Recent research, fol­low­ing on from a sim­il­ar 1973 study, is start­ing to show that rewards could be respons­ible for the inhib­i­tion of this nat­ur­al desire to help oth­ers—an innate altru­ism.

48 Ger­man tod­dlers aver­aging 20 months of age [were placed] in a room (one at a time) with a par­ent and an exper­i­menter who sat at a table in the corner, appar­ently doing an unre­lated task like pla­cing balls in a bas­ket or clip­ping nap­kins togeth­er. The exper­i­menter pre­ten­ded to acci­dent­ally drop one of the objects on the floor, and reached for it while look­ing at the tod­dler, wait­ing up to 30 seconds for the tod­dler to help her by pick­ing it up. Eight of the chil­dren refused to leave their par­ent, and ten did­n’t com­plete the task, but 36 became reli­able help­ers, return­ing the object to the exper­i­menter 5 times.

The second phase of the experiment—conducted on these 36 chil­dren, each split into vari­ous reward/non-reward groups—discovered that those receiv­ing rewards “helped the exper­i­menter sig­ni­fic­antly less often than either the group that received only praise or the group that received no praise” if the reward was with­drawn.

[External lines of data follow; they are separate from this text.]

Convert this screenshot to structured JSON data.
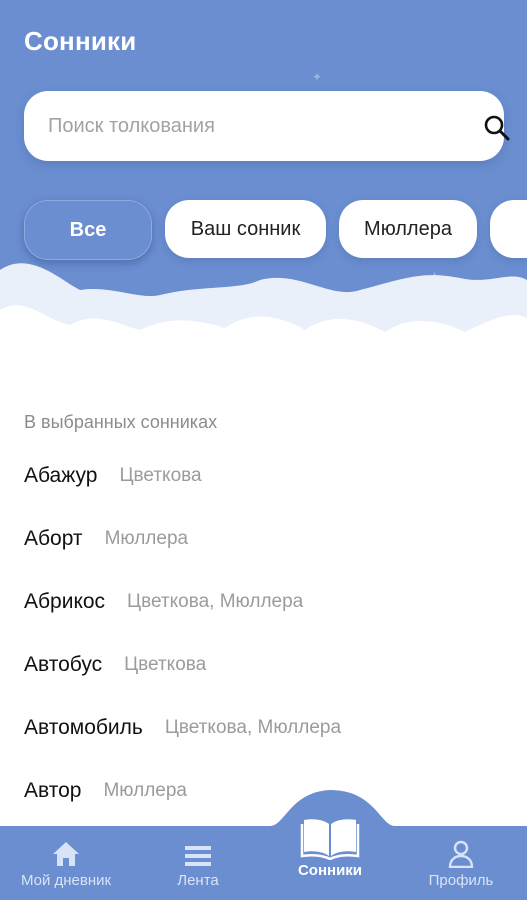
{
  "header": {
    "title": "Сонники"
  },
  "search": {
    "placeholder": "Поиск толкования",
    "icon": "search-icon"
  },
  "filters": {
    "items": [
      {
        "label": "Все",
        "active": true
      },
      {
        "label": "Ваш сонник",
        "active": false
      },
      {
        "label": "Мюллера",
        "active": false
      },
      {
        "label": "",
        "active": false
      }
    ]
  },
  "section": {
    "label": "В выбранных сонниках"
  },
  "entries": [
    {
      "word": "Абажур",
      "sources": "Цветкова"
    },
    {
      "word": "Аборт",
      "sources": "Мюллера"
    },
    {
      "word": "Абрикос",
      "sources": "Цветкова, Мюллера"
    },
    {
      "word": "Автобус",
      "sources": "Цветкова"
    },
    {
      "word": "Автомобиль",
      "sources": "Цветкова, Мюллера"
    },
    {
      "word": "Автор",
      "sources": "Мюллера"
    }
  ],
  "nav": {
    "items": [
      {
        "label": "Мой дневник",
        "icon": "home-icon",
        "active": false
      },
      {
        "label": "Лента",
        "icon": "feed-icon",
        "active": false
      },
      {
        "label": "Сонники",
        "icon": "book-icon",
        "active": true
      },
      {
        "label": "Профиль",
        "icon": "profile-icon",
        "active": false
      }
    ]
  },
  "colors": {
    "primary": "#6a8ed0",
    "cloud": "#ffffff",
    "cloud_shade": "#e9eef8",
    "muted_text": "#9b9b9b"
  }
}
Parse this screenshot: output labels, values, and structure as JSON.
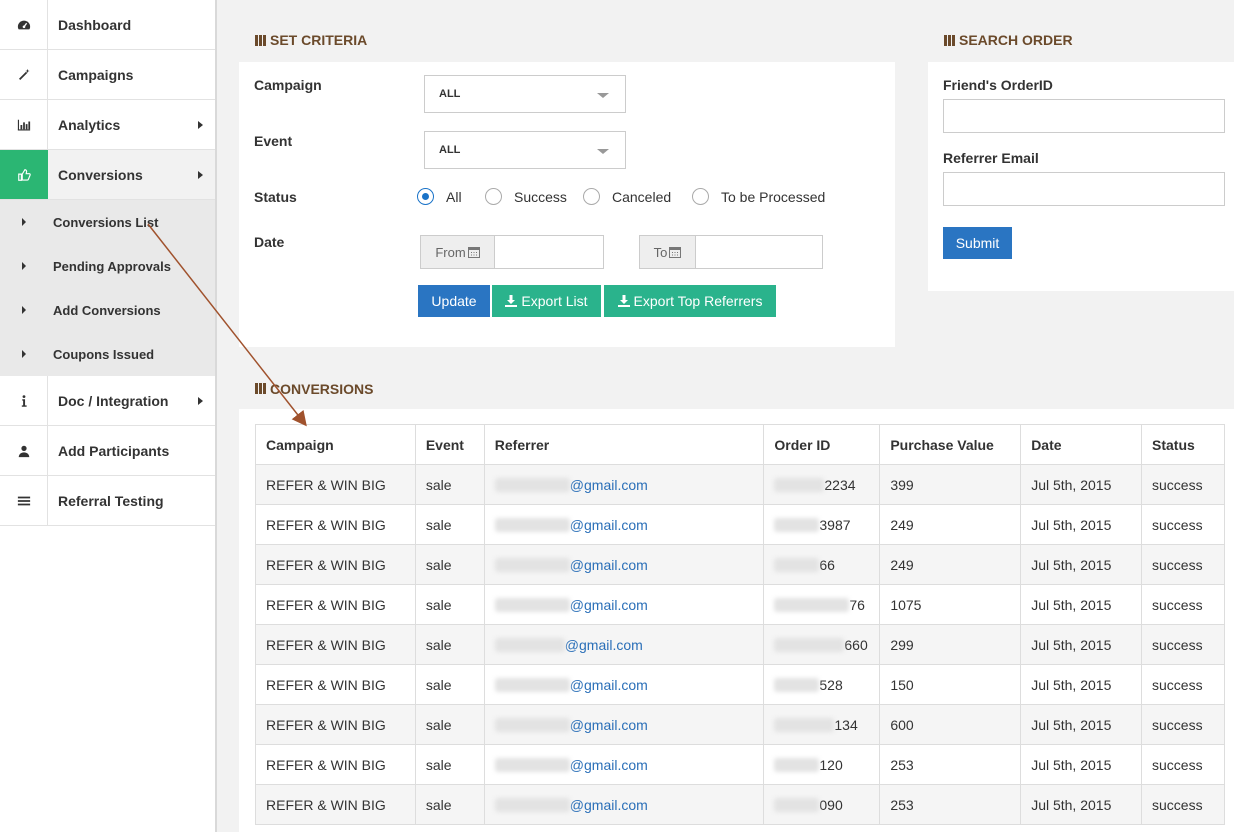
{
  "sidebar": {
    "items": [
      {
        "label": "Dashboard",
        "icon": "dashboard-icon"
      },
      {
        "label": "Campaigns",
        "icon": "wand-icon"
      },
      {
        "label": "Analytics",
        "icon": "bar-chart-icon"
      },
      {
        "label": "Conversions",
        "icon": "thumbs-up-icon"
      },
      {
        "label": "Doc / Integration",
        "icon": "info-icon"
      },
      {
        "label": "Add Participants",
        "icon": "user-icon"
      },
      {
        "label": "Referral Testing",
        "icon": "list-icon"
      }
    ],
    "conversions_sub": [
      "Conversions List",
      "Pending Approvals",
      "Add Conversions",
      "Coupons Issued"
    ]
  },
  "criteria": {
    "title": "SET CRITERIA",
    "campaign_label": "Campaign",
    "campaign_value": "ALL",
    "event_label": "Event",
    "event_value": "ALL",
    "status_label": "Status",
    "status_options": [
      "All",
      "Success",
      "Canceled",
      "To be Processed"
    ],
    "status_selected": "All",
    "date_label": "Date",
    "from_label": "From",
    "to_label": "To",
    "update_button": "Update",
    "export_list_button": "Export List",
    "export_top_button": "Export Top Referrers"
  },
  "search_order": {
    "title": "SEARCH ORDER",
    "friend_order_label": "Friend's OrderID",
    "referrer_email_label": "Referrer Email",
    "submit_button": "Submit"
  },
  "conversions": {
    "title": "CONVERSIONS",
    "columns": [
      "Campaign",
      "Event",
      "Referrer",
      "Order ID",
      "Purchase Value",
      "Date",
      "Status"
    ],
    "rows": [
      {
        "campaign": "REFER & WIN BIG",
        "event": "sale",
        "referrer": "@gmail.com",
        "order_id": "2234",
        "value": "399",
        "date": "Jul 5th, 2015",
        "status": "success"
      },
      {
        "campaign": "REFER & WIN BIG",
        "event": "sale",
        "referrer": "@gmail.com",
        "order_id": "3987",
        "value": "249",
        "date": "Jul 5th, 2015",
        "status": "success"
      },
      {
        "campaign": "REFER & WIN BIG",
        "event": "sale",
        "referrer": "@gmail.com",
        "order_id": "66",
        "value": "249",
        "date": "Jul 5th, 2015",
        "status": "success"
      },
      {
        "campaign": "REFER & WIN BIG",
        "event": "sale",
        "referrer": "@gmail.com",
        "order_id": "76",
        "value": "1075",
        "date": "Jul 5th, 2015",
        "status": "success"
      },
      {
        "campaign": "REFER & WIN BIG",
        "event": "sale",
        "referrer": "@gmail.com",
        "order_id": "660",
        "value": "299",
        "date": "Jul 5th, 2015",
        "status": "success"
      },
      {
        "campaign": "REFER & WIN BIG",
        "event": "sale",
        "referrer": "@gmail.com",
        "order_id": "528",
        "value": "150",
        "date": "Jul 5th, 2015",
        "status": "success"
      },
      {
        "campaign": "REFER & WIN BIG",
        "event": "sale",
        "referrer": "@gmail.com",
        "order_id": "134",
        "value": "600",
        "date": "Jul 5th, 2015",
        "status": "success"
      },
      {
        "campaign": "REFER & WIN BIG",
        "event": "sale",
        "referrer": "@gmail.com",
        "order_id": "120",
        "value": "253",
        "date": "Jul 5th, 2015",
        "status": "success"
      },
      {
        "campaign": "REFER & WIN BIG",
        "event": "sale",
        "referrer": "@gmail.com",
        "order_id": "090",
        "value": "253",
        "date": "Jul 5th, 2015",
        "status": "success"
      }
    ]
  },
  "colors": {
    "accent_green": "#2bb673",
    "button_blue": "#2a75c2",
    "button_teal": "#2ab38c",
    "heading_brown": "#6b4a2b",
    "annotation_arrow": "#a0522d"
  }
}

As Dave Mun­ger asks, Was it the reward, or the betray­al that caused the child’s beha­vi­or to change?